Every textual and/or visual media analysis requires an understanding of the context. This mindmap can be very helpful in this regard, such as: "Jonathan Hardy assesses different ways of making sense of media convergence and digitalisation, media power and influence, and transformations across communication markets."
A Critical Discourse Analysis of an article on the Israeli-Palestinian conflict
With increasing global media synergies, media studies seems to be gaining popularity in academia. One part of this discipline involves the close examination of media texts, be they written, spoken, or symbolic. To analyse texts linguistically, two dimensions are often considered: that of coherence, involving semantics or the construction of meaning, and that of cohesion, or syntax. This analysis can be done through various types of frameworks, including grounded theory, narrative semiotics, conversation analysis, and critical discourse analysis (CDA).
According to Barthes (1994), texts are always multi-dimensional and their meanings are uncovered differently depending on the reader, context and setting. Particularly in the media, they are interconnected to other texts, through means such as quotations, indirect or direct references, photos or historical facts; thus, it could be said that the media produce and reproduce not only texts, but from these, social meaning, which is then further reinforced through subsequent intertextuality (Ibid). Baudrillard (2000) adds that language itself is not necessarily powerful; what makes it more so is its use by powerful people—in today’s society, this being epitomised by the globalised media.
Critical discourse analysis is also sometimes referred to as critical linguistics (Wodak and Busch, 2004). Its roots lie in classical rhetoric, sociolinguistics and applied linguistics, and it is often used to illustrate the relationships that power, hierarchy, race and gender have with language (Fairclough, 1995). CDA is especially used today by academics that regard the discursive unit of a text to be one of the most basic units of communication. In fact, it is so widely used within scholarly environments that its legitimacy as a tool for examining power imbalances has been called into question by some, such as Billing (Wodak and Busch, 2004). He claims that because CDA has become so entrenched in academic discourses, it is thus subject to the same rituals and jargon as institutionalized knowledge, thus negating its potential to demystify the functions and intentions of CDA research. While these points are interesting and worthy of further exploration, the scope of this paper will not allow such examination, and furthermore, the assumptions of this paper are that CDA does, in fact, provide useful tools for critical analysis of media texts.

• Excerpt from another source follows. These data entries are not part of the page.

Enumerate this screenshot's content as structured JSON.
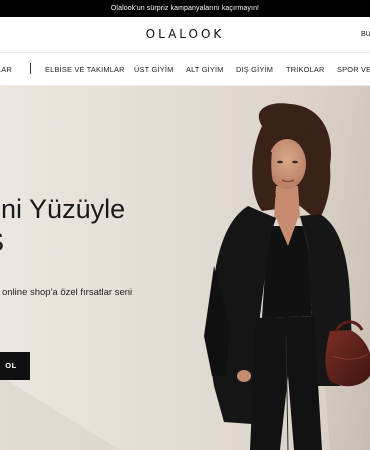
{
  "announcement": "Olalook'un sürpriz kampanyalarını kaçırmayın!",
  "header": {
    "logo": "OLALOOK",
    "right_link": "BU"
  },
  "nav": {
    "items": [
      "LAR",
      "ELBİSE VE TAKIMLAR",
      "ÜST GİYİM",
      "ALT GİYİM",
      "DIŞ GİYİM",
      "TRİKOLAR",
      "SPOR VE"
    ]
  },
  "hero": {
    "title_line1": "eni Yüzüyle",
    "title_line2": "Ş",
    "subtitle": "online shop'a özel fırsatlar seni",
    "button_label": "OL"
  }
}
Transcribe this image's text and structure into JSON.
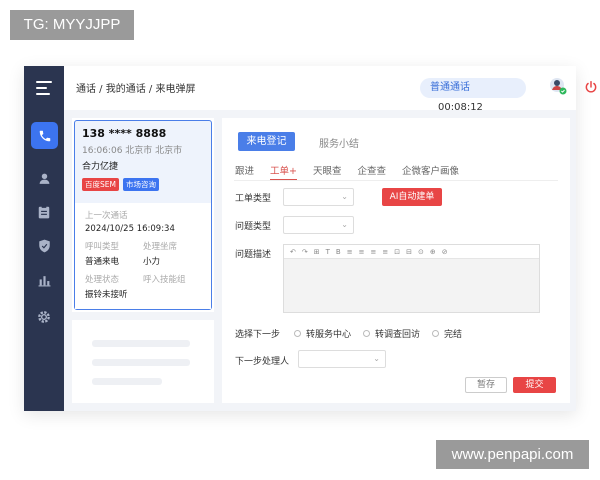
{
  "watermarks": {
    "top_left": "TG: MYYJJPP",
    "bottom_right": "www.penpapi.com"
  },
  "sidebar": {
    "icons": [
      "menu-icon",
      "phone-icon",
      "user-icon",
      "clipboard-icon",
      "shield-icon",
      "bar-chart-icon",
      "gear-icon"
    ],
    "active": "phone-icon"
  },
  "header": {
    "breadcrumb": "通话 / 我的通话 / 来电弹屏",
    "status_label": "普通通话",
    "timer": "00:08:12"
  },
  "caller_card": {
    "phone": "138 **** 8888",
    "time_location": "16:06:06  北京市 北京市",
    "company": "合力亿捷",
    "tags": [
      "百度SEM",
      "市场咨询"
    ],
    "last_call_label": "上一次通话",
    "last_call_value": "2024/10/25  16:09:34",
    "call_type_label": "呼叫类型",
    "call_type_value": "普通来电",
    "handler_label": "处理坐席",
    "handler_value": "小力",
    "status_label": "处理状态",
    "status_value": "振铃未接听",
    "skill_group_label": "呼入技能组"
  },
  "main": {
    "tab_active": "来电登记",
    "tab_other": "服务小结",
    "subtabs": [
      "跟进",
      "工单+",
      "天眼查",
      "企查查",
      "企微客户画像"
    ],
    "subtab_active_index": 1,
    "ticket_type_label": "工单类型",
    "issue_type_label": "问题类型",
    "ai_button": "AI自动建单",
    "issue_desc_label": "问题描述",
    "editor_tools": [
      "↶",
      "↷",
      "⊞",
      "T",
      "B",
      "≡",
      "≡",
      "≡",
      "≡",
      "⊡",
      "⊟",
      "⊙",
      "⊕",
      "⊘"
    ],
    "next_step_label": "选择下一步",
    "next_step_options": [
      "转服务中心",
      "转调查回访",
      "完结"
    ],
    "next_handler_label": "下一步处理人",
    "save_button": "暂存",
    "submit_button": "提交"
  },
  "colors": {
    "sidebar": "#2b3550",
    "accent": "#4a7ee8",
    "danger": "#e84545"
  }
}
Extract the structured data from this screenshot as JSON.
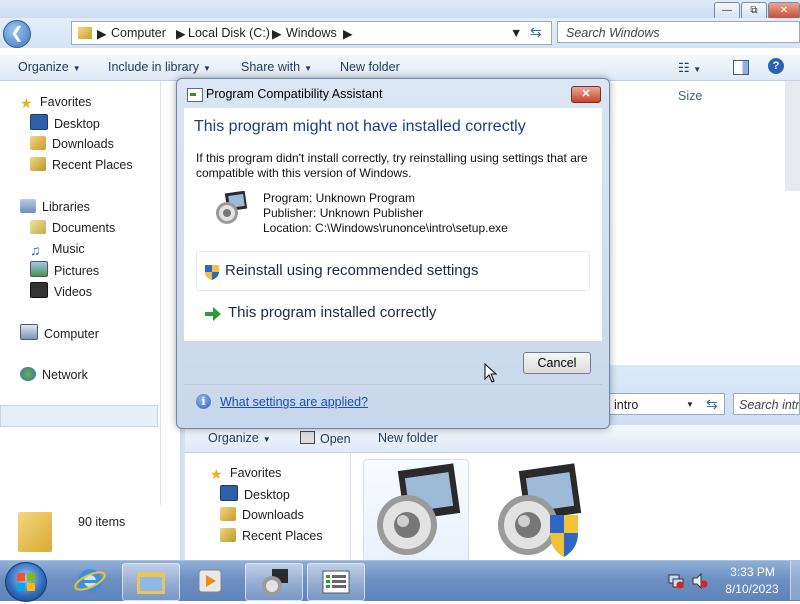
{
  "explorer_back": {
    "breadcrumb": [
      "Computer",
      "Local Disk (C:)",
      "Windows"
    ],
    "search_placeholder": "Search Windows",
    "toolbar": {
      "organize": "Organize",
      "include_in_library": "Include in library",
      "share_with": "Share with",
      "new_folder": "New folder"
    },
    "column_size": "Size",
    "nav": {
      "favorites": "Favorites",
      "desktop": "Desktop",
      "downloads": "Downloads",
      "recent_places": "Recent Places",
      "libraries": "Libraries",
      "documents": "Documents",
      "music": "Music",
      "pictures": "Pictures",
      "videos": "Videos",
      "computer": "Computer",
      "network": "Network"
    },
    "item_count": "90 items"
  },
  "explorer_front": {
    "path": "intro",
    "search_placeholder": "Search intro",
    "toolbar": {
      "organize": "Organize",
      "open": "Open",
      "new_folder": "New folder"
    },
    "nav": {
      "favorites": "Favorites",
      "desktop": "Desktop",
      "downloads": "Downloads",
      "recent_places": "Recent Places"
    }
  },
  "dialog": {
    "title": "Program Compatibility Assistant",
    "heading": "This program might not have installed correctly",
    "description": "If this program didn't install correctly, try reinstalling using settings that are compatible with this version of Windows.",
    "program": "Program: Unknown Program",
    "publisher": "Publisher: Unknown Publisher",
    "location": "Location: C:\\Windows\\runonce\\intro\\setup.exe",
    "option_reinstall": "Reinstall using recommended settings",
    "option_correct": "This program installed correctly",
    "cancel": "Cancel",
    "settings_link": "What settings are applied?"
  },
  "taskbar": {
    "time": "3:33 PM",
    "date": "8/10/2023"
  }
}
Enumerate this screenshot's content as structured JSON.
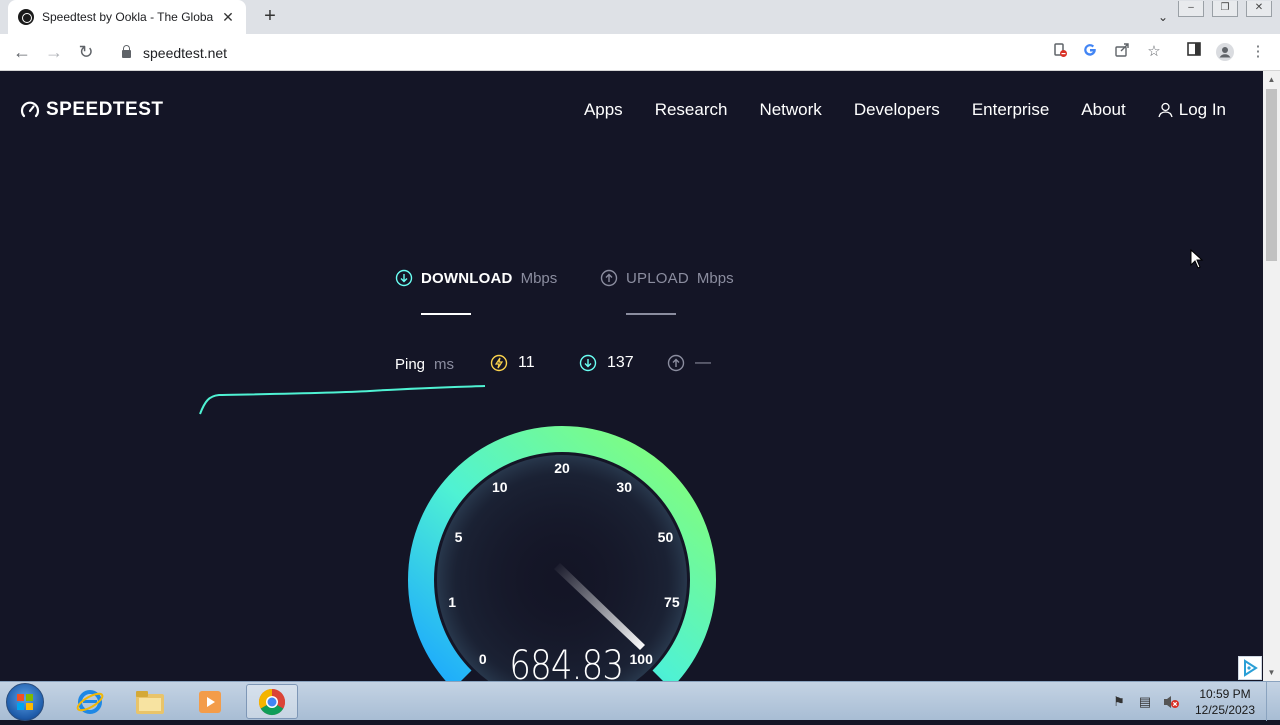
{
  "browser": {
    "tab_title": "Speedtest by Ookla - The Global",
    "tab_close": "✕",
    "new_tab": "+",
    "url": "speedtest.net"
  },
  "header": {
    "logo_text": "SPEEDTEST",
    "nav": [
      "Apps",
      "Research",
      "Network",
      "Developers",
      "Enterprise",
      "About"
    ],
    "login": "Log In"
  },
  "test_tabs": {
    "download": {
      "label": "DOWNLOAD",
      "unit": "Mbps",
      "color": "#6afff3"
    },
    "upload": {
      "label": "UPLOAD",
      "unit": "Mbps",
      "color": "#8b8d9f"
    }
  },
  "ping": {
    "label": "Ping",
    "unit": "ms",
    "ping_value": "11",
    "download_value": "137",
    "upload_value": "—"
  },
  "gauge": {
    "ticks": [
      "0",
      "1",
      "5",
      "10",
      "20",
      "30",
      "50",
      "75",
      "100"
    ],
    "speed": "684.83",
    "colors": {
      "start": "#1aa6ff",
      "mid": "#4ff2d3",
      "end": "#8aff6e"
    }
  },
  "taskbar": {
    "time": "10:59 PM",
    "date": "12/25/2023"
  }
}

Thus, this paper will apply CDA to one article by Rory McCarthy in the Guardian newspaper, dated Wednesday, December 12th, 2007. CDA will be employed to illustrate overt and underlying assumptions and beliefs, as well as the construction of social meaning.
Wodak and Busch (2004) claim that all texts can help reproduce and produce unequal relationships in power between men and women, racial groups, social classes, ethnicities, and nations. This can be done through the creation of the Other, which involves the textual representation of a group as being ‘perpetrators and agents’ operating outside the law (Ibid, p. 99). They further claim that after the terrorist attacks of September 11, anti-Islamic prejudices became more pronounced in the media, which characterizes Muslims in anonymous and criminal terms (Ibid). Additionally, ‘strategies of generalization, blaming the victim, and victim-perpetrator reversal are increasingly prominent’ (Ibid, p.100).

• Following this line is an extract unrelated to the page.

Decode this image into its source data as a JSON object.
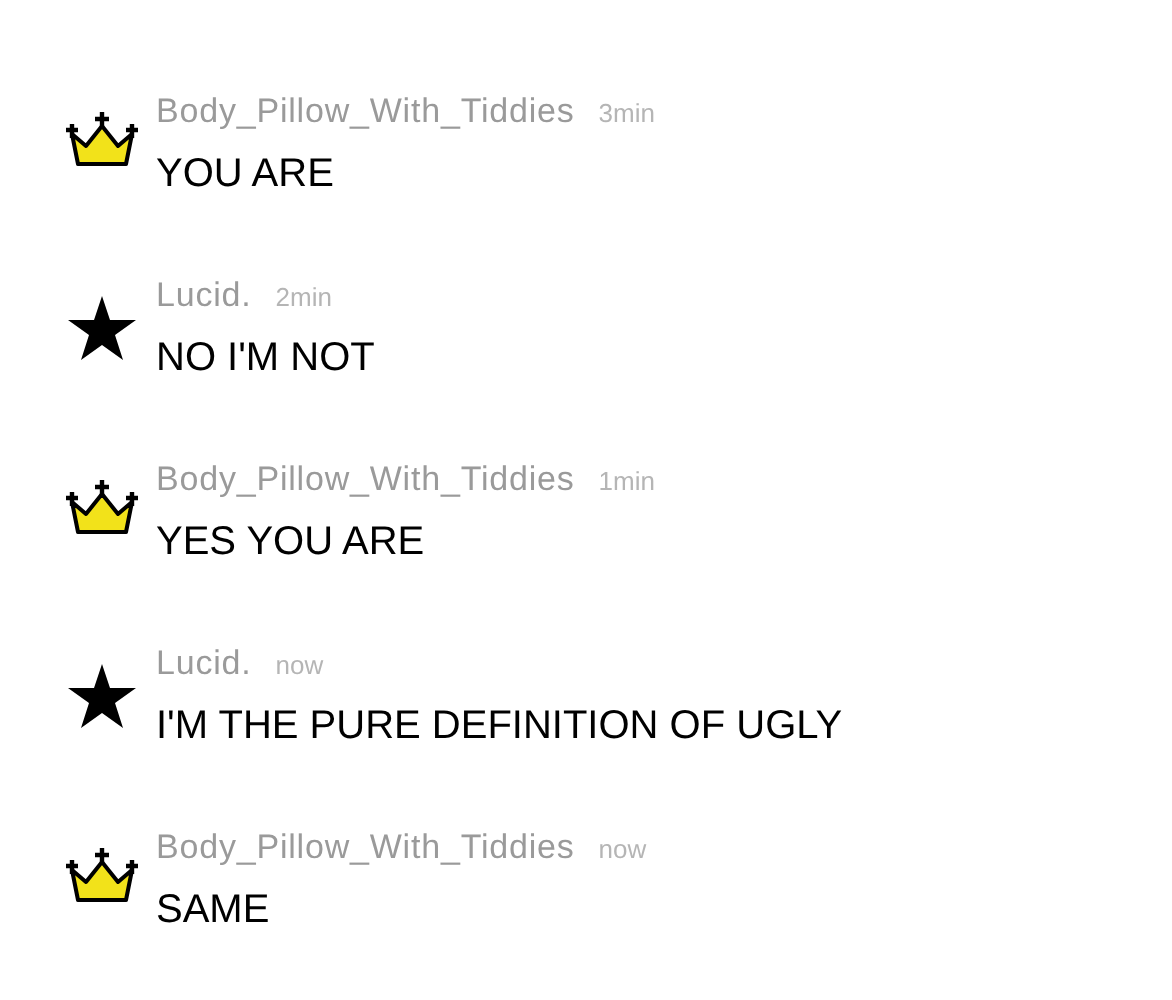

Analysing the text in the Guardian, these strategies do indeed seem to be in place. For example, actions attributed to Palestinians in the article often involved negative activities, whereas verbs related to the Israelis were more neutral:
Palestinian actions: firing rockets, accused, complained, fired back, were detained, were reported, appeared to be

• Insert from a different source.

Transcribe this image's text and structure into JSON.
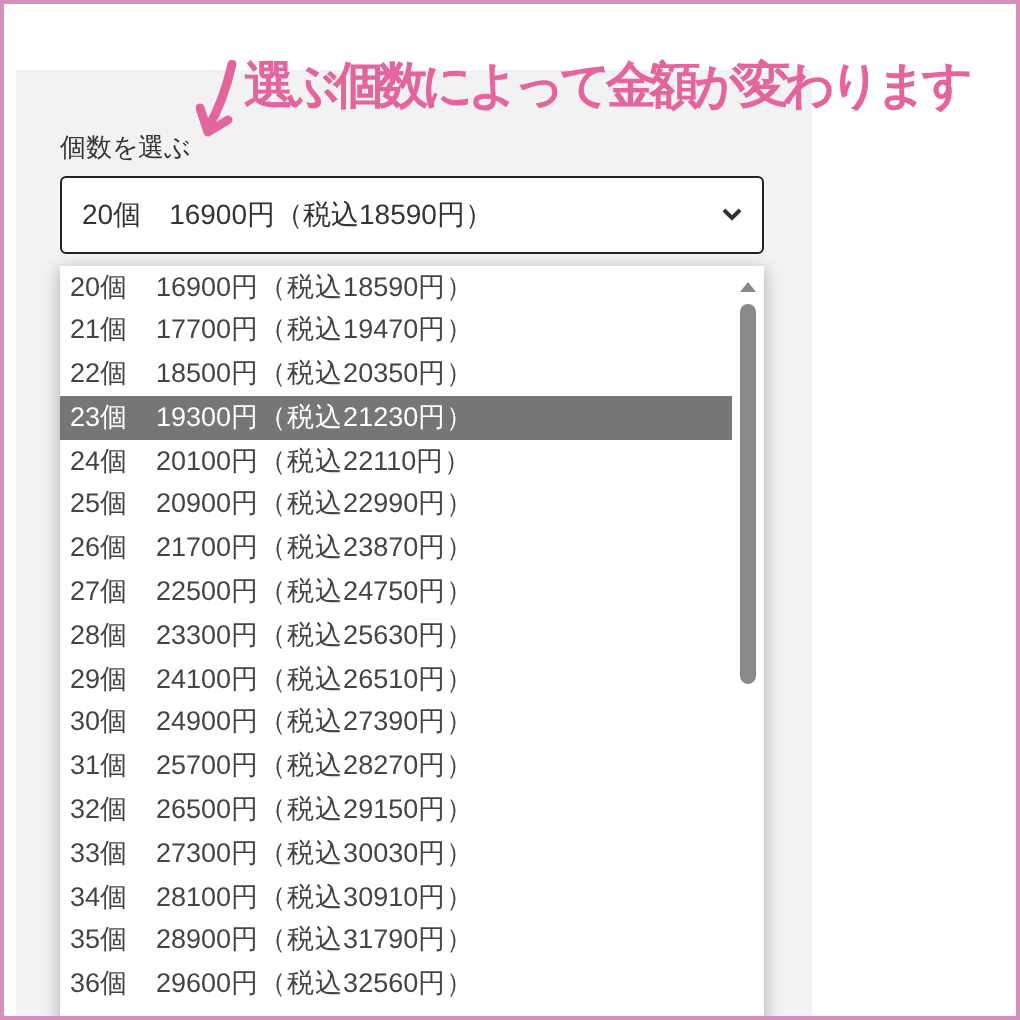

Israeli actions: mounted an incursion, said, issue tenders for
It is only when the voice of the article shifts from the writer to a direct quote from a Palestinian official that any harsher activities are attributed to the Israelis: sabotage, place obstacles
The first sentence of the article is also interesting:
Israeli troops in tanks and armoured vehicles mounted an incursion into Gaza yesterday, killing at least six Palestinians….As many as 30 tanks and vehicles were involved in the operation……
Although the facts in the article imply that the Israeli army killed several Palestinians, it is important to note the syntax of the sentence removes direct responsibility from the army and pins it on ‘the incursion’. What is more,